The Mail have drafted in Kwasi Kwarteng to write about Rod Liddle's load of racist claptrap. And instead of criticising him for getting everything entirely wrong, Kwasi decides that it's right for Liddle to say what he said:
You may not admire Mr Liddle's style of writing, nor agree with his views, but that does not mean that he should be sacked from the magazine for which he writes, as some have suggested. It is his job to provoke. And that is exactly what he has done.
Provoking,yes. But by saying stuff that isn't true. I don't mind people provoking by using facts and good knockabout arguments and humour, when required. But Liddle didn't use facts. He is either ignorant or a liar. I don't even care which, because it doesn't change what he said. What he said was bullshit. And yet Kwarteng ignores this entirely. He is either ignorant or has decided not to mention the factual errors in Liddle's account, preferring to state:
One controversial report conducted by Scotland Yard last year found that more than half of teen knife crime offences in the capital involve black suspects.
Small wonder, then, that two years ago the Commons home affairs committee warned of a 'serious crisis' among Britain's young community.
It's no use howling 'racism', this is a real problem confronting our society - and despite her politically correct posturing, Diane Abbott knows it.
Strange that Kwarteng couldn't be bothered to look at the actual detail of that report rather than the way the Mail - for it was they - reported it. Five Chinese Crackers, in a post which points out how Liddle's views are more extreme than those expressed by the BNP's Richard Barnbrook, points out:
Quite apart from the fact that Liddle included no data to support his assertion, I happen to know that in the three months to July 2008 black people under the age of 29 made up 239 of 741 people proceeded against for offences involving knives in London. Take that back to under 18, and you get 124. Not really most, huh? Looks like Liddle just repeated crap racist clichés about black people being responsible for most of the crime in London after all (until of course, he produces the evidence he based his assumptions on. I look forward to seeing how he worked out the ethnicity of those responsible for 'street crime').
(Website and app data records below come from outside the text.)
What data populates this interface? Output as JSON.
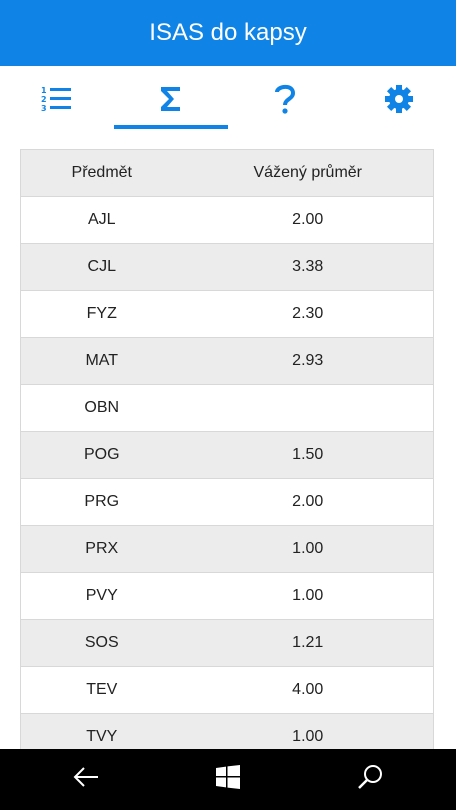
{
  "app": {
    "title": "ISAS do kapsy"
  },
  "tabs": [
    {
      "id": "list",
      "icon": "numbered-list-icon"
    },
    {
      "id": "sum",
      "icon": "sigma-icon",
      "active": true
    },
    {
      "id": "help",
      "icon": "question-mark-icon"
    },
    {
      "id": "settings",
      "icon": "gear-icon"
    }
  ],
  "accent_color": "#0f84e6",
  "table": {
    "headers": [
      "Předmět",
      "Vážený průměr"
    ],
    "rows": [
      [
        "AJL",
        "2.00"
      ],
      [
        "CJL",
        "3.38"
      ],
      [
        "FYZ",
        "2.30"
      ],
      [
        "MAT",
        "2.93"
      ],
      [
        "OBN",
        ""
      ],
      [
        "POG",
        "1.50"
      ],
      [
        "PRG",
        "2.00"
      ],
      [
        "PRX",
        "1.00"
      ],
      [
        "PVY",
        "1.00"
      ],
      [
        "SOS",
        "1.21"
      ],
      [
        "TEV",
        "4.00"
      ],
      [
        "TVY",
        "1.00"
      ]
    ]
  },
  "navbar": [
    "back-arrow-icon",
    "windows-start-icon",
    "search-icon"
  ]
}
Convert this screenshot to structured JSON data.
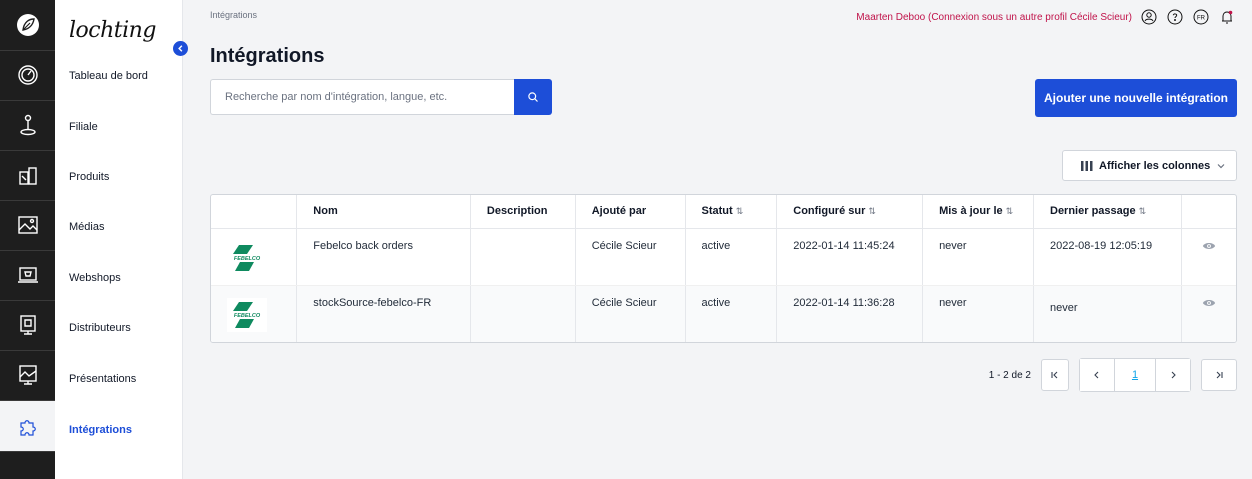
{
  "app": {
    "logo_text": "lochting"
  },
  "breadcrumb": "Intégrations",
  "header": {
    "impersonation_text": "Maarten Deboo (Connexion sous un autre profil Cécile Scieur)",
    "language": "FR"
  },
  "nav": {
    "items": [
      {
        "label": "Tableau de bord",
        "icon": "dashboard-icon"
      },
      {
        "label": "Filiale",
        "icon": "branch-icon"
      },
      {
        "label": "Produits",
        "icon": "products-icon"
      },
      {
        "label": "Médias",
        "icon": "media-icon"
      },
      {
        "label": "Webshops",
        "icon": "webshop-icon"
      },
      {
        "label": "Distributeurs",
        "icon": "distributor-icon"
      },
      {
        "label": "Présentations",
        "icon": "presentation-icon"
      },
      {
        "label": "Intégrations",
        "icon": "puzzle-icon",
        "active": true
      }
    ]
  },
  "page": {
    "title": "Intégrations",
    "search_placeholder": "Recherche par nom d'intégration, langue, etc.",
    "add_button": "Ajouter une nouvelle intégration",
    "columns_button": "Afficher les colonnes"
  },
  "table": {
    "headers": {
      "name": "Nom",
      "description": "Description",
      "added_by": "Ajouté par",
      "status": "Statut",
      "configured": "Configuré sur",
      "updated": "Mis à jour le",
      "last_run": "Dernier passage"
    },
    "rows": [
      {
        "logo_text": "FEBELCO",
        "name": "Febelco back orders",
        "description": "",
        "added_by": "Cécile Scieur",
        "status": "active",
        "configured": "2022-01-14 11:45:24",
        "updated": "never",
        "last_run": "2022-08-19 12:05:19"
      },
      {
        "logo_text": "FEBELCO",
        "name": "stockSource-febelco-FR",
        "description": "",
        "added_by": "Cécile Scieur",
        "status": "active",
        "configured": "2022-01-14 11:36:28",
        "updated": "never",
        "last_run": "never"
      }
    ]
  },
  "pagination": {
    "info": "1 - 2 de 2",
    "current_page": "1"
  },
  "colors": {
    "primary": "#1d4ed8",
    "impersonation": "#c0134a",
    "febelco_green": "#0f8a5f",
    "rail_bg": "#1e1e1e"
  }
}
Bizarrely, my source for the stats about black people not being the biggest group proceeded against knife crime in London comes from a Freedom of Information request. Carried out by the Daily Mail.
But this isn't about the facts. Kwarteng's piece does a couple of things that help the Mail: firstly, it backs up a journalist for using misleading polemic with no facts to back it up whatsoever, calling Liddle 'clumsy' rather than saying he may have been highly offensive and unpleasant; secondly, it points out the disproportionate level of black men involved with
crime arrests (see comments) without ever bothering with the context of social or economic factors, which presumably don't exist. And then there's this:
When people from the West Indies first came to Britain in the late Forties, they were as law-abiding, and often as well-educated, as the indigenous population.
Ah, the 'indigenous population'. And the reply will come back: "Aha, but this is a black man saying this, therefore it can't be racist, can it?" - and it isn't. But the use of the term 'indigenous population' is one generally done by racists or those attempting to create a 'them and us' situation, particularly when discussing immigration. For Kwarteng to use it is, well let's use his own word, 'clumsy'. He goes on to blame the Left, of course, somehow, despite a lot of the criminals he complains about having grown up during Thatcher's time, but it's no surprise he should do that, because this
Kwasi Kwarteng is a former Conservative candidate
appears at the end of the story.
It's a neat piece for the Mail: it looks watertight and unassailable, because it's a member of the black community who's doing the finger-pointing. But I can't help wondering why Liddle's factual assertions, which were entirely wrong, weren't called out. Why not?
Still, I look forward to another article soon, in which a resident of an east London council estate tells Rod Liddle what life is like in his Wiltshire village, just guessing and making up stuff based on what they've heard from their mate down the pub, accusing the majority of people who live there of crimes based on their heritage. I'm sure that'll get published.